The study of damage to a human caused by lightning is called 'keraunopathy'.
When a human is struck by lightning, there are two forces that cause damage.
The first is the heat of the blast. Lightning is extremely high temperature. It will cause the victim to breathe in superheated air and burn the skin and clothes. Hot lightning is extremely rare. It is very high voltage and most dangerously, can remain charged for up to a second. Most lightning lasts less than a tenth of this time. Hot lightning can melt pretty much anything, including steel and stronger metals. Because it lasts so long, huge amounts of current are pumped into the area affected. A human being would be utterly destroyed by such a blast. Lightning may also turn sweat and water into steam, blowing clothes of the body and quite literally poaching someone alive. The heat also focuses on metal on the body, such as keys, belt buckles, spectacles and the like.

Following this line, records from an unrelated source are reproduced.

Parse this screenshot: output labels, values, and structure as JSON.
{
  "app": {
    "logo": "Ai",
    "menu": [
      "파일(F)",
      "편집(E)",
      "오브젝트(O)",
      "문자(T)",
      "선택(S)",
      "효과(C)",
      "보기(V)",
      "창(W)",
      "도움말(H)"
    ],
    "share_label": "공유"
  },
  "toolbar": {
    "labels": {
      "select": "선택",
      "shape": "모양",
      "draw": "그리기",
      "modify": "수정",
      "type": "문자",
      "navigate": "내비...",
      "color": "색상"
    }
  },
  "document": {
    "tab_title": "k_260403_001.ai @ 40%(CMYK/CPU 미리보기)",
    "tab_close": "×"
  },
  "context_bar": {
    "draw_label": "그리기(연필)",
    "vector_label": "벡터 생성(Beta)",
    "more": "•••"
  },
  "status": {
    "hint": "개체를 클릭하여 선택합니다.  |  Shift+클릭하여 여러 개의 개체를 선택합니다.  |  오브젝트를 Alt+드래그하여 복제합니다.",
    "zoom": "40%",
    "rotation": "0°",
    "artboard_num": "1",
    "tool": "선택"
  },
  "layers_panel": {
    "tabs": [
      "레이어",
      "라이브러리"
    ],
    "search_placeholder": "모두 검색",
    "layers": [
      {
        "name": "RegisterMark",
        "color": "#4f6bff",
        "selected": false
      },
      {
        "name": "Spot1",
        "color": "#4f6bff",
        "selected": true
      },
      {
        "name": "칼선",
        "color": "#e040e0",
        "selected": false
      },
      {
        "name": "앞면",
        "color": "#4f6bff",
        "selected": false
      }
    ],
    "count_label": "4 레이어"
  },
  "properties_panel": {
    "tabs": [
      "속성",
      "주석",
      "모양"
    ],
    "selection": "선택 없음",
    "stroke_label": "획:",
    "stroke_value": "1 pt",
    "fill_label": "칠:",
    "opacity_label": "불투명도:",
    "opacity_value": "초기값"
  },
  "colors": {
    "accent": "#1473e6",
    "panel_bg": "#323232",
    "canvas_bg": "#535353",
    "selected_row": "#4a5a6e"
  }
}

The second form of damage lightning does is purely electrical. Humans, of course, run on electricty and dumping so much electricity into it is dangerous. The most common form of death from lightning is actually a cardiac arrest. The heart simply stops beating. Despite popular fictions, humans don't hold the charge so they can receive immediate care. Myocardial infarcs are also common effects, as is severe arrythmia.
The central nervous system, which is basically a stream of electricity, is also endangered by lightning. The brain and the spine can suffer massive damage during a strike. This can lead to brain damage, a host of nerve damages and electrochemical systems damage. Long nerves in the body can be completely 'blown out'. This can lead to things like the brain forgetting how to breathe as respitory centres are destroyed. Apparently up to 20% of all lightning deaths are via this rather ghastly mechanism.
Even if a human survives lightning, which to be fair is between 60-80% of the time, research varies, there are many conditions that can be caused, including Parkinson's Disease, liver damage and cornea and ear drum damage.
Most fascinatingly, a fairly common wound is called the Lichtenburg Figure, a very early example of fractal, that are by themselves fascinating.